◆ EXERCISE DESCRIPTION:
Make an exact copy of the entries below with the pictures removed.

BEGIN DATA FOR REVIEW

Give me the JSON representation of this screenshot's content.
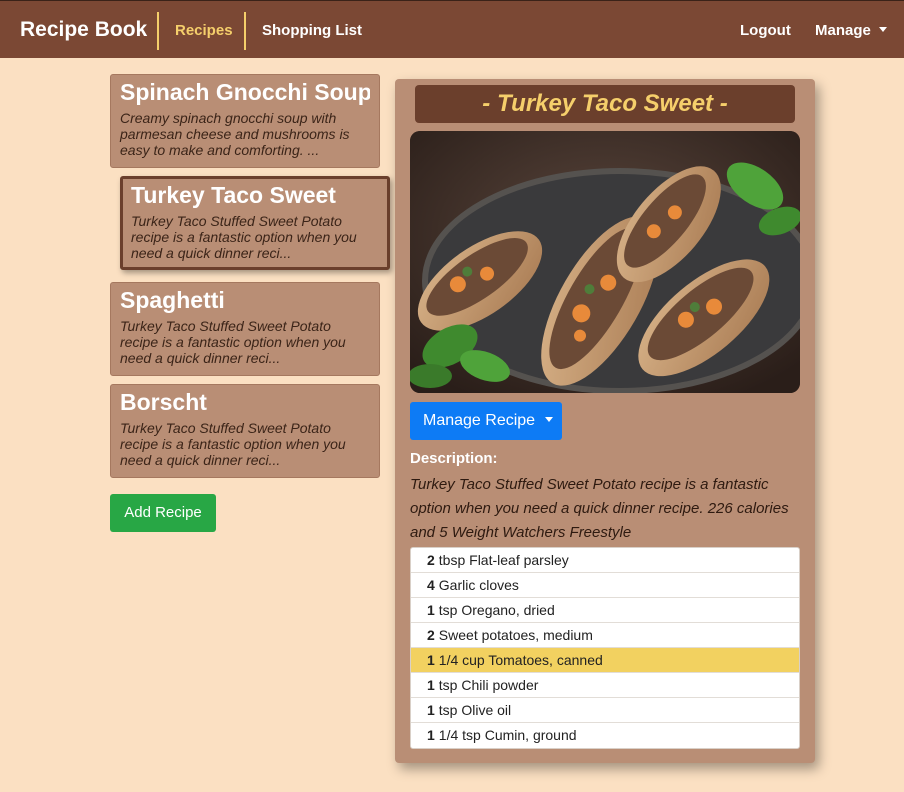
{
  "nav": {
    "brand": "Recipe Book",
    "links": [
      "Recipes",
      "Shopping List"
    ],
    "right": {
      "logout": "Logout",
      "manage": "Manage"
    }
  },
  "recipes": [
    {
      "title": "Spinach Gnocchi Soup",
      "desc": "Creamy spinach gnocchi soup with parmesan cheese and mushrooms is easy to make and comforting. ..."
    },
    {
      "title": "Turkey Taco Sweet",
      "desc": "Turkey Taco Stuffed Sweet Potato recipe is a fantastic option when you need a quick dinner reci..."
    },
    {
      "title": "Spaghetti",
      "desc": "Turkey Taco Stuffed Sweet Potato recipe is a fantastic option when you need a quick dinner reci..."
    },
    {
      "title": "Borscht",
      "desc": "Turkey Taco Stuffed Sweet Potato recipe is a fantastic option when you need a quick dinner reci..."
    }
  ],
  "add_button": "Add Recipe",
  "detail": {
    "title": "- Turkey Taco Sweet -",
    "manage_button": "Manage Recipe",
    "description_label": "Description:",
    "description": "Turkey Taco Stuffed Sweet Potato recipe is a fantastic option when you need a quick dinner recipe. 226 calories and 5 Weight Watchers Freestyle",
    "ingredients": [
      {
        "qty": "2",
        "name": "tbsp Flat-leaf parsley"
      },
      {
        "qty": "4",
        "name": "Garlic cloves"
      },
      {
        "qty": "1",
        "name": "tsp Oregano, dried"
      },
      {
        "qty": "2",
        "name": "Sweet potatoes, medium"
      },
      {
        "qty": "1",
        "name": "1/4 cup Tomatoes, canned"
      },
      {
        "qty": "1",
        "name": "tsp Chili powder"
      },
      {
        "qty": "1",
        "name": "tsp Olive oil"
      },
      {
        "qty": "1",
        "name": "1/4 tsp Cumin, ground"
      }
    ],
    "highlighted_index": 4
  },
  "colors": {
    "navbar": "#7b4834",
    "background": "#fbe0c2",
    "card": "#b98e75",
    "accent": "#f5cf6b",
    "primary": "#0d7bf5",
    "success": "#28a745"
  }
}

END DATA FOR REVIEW

◆ ANSWER FOR THIS EXERCISE:
Give me the JSON representation of this screenshot's content.
{
  "nav": {
    "brand": "Recipe Book",
    "links": [
      "Recipes",
      "Shopping List"
    ],
    "right": {
      "logout": "Logout",
      "manage": "Manage"
    }
  },
  "recipes": [
    {
      "title": "Spinach Gnocchi Soup",
      "desc": "Creamy spinach gnocchi soup with parmesan cheese and mushrooms is easy to make and comforting. ..."
    },
    {
      "title": "Turkey Taco Sweet",
      "desc": "Turkey Taco Stuffed Sweet Potato recipe is a fantastic option when you need a quick dinner reci..."
    },
    {
      "title": "Spaghetti",
      "desc": "Turkey Taco Stuffed Sweet Potato recipe is a fantastic option when you need a quick dinner reci..."
    },
    {
      "title": "Borscht",
      "desc": "Turkey Taco Stuffed Sweet Potato recipe is a fantastic option when you need a quick dinner reci..."
    }
  ],
  "add_button": "Add Recipe",
  "detail": {
    "title": "- Turkey Taco Sweet -",
    "manage_button": "Manage Recipe",
    "description_label": "Description:",
    "description": "Turkey Taco Stuffed Sweet Potato recipe is a fantastic option when you need a quick dinner recipe. 226 calories and 5 Weight Watchers Freestyle",
    "ingredients": [
      {
        "qty": "2",
        "name": "tbsp Flat-leaf parsley"
      },
      {
        "qty": "4",
        "name": "Garlic cloves"
      },
      {
        "qty": "1",
        "name": "tsp Oregano, dried"
      },
      {
        "qty": "2",
        "name": "Sweet potatoes, medium"
      },
      {
        "qty": "1",
        "name": "1/4 cup Tomatoes, canned"
      },
      {
        "qty": "1",
        "name": "tsp Chili powder"
      },
      {
        "qty": "1",
        "name": "tsp Olive oil"
      },
      {
        "qty": "1",
        "name": "1/4 tsp Cumin, ground"
      }
    ],
    "highlighted_index": 4
  },
  "colors": {
    "navbar": "#7b4834",
    "background": "#fbe0c2",
    "card": "#b98e75",
    "accent": "#f5cf6b",
    "primary": "#0d7bf5",
    "success": "#28a745"
  }
}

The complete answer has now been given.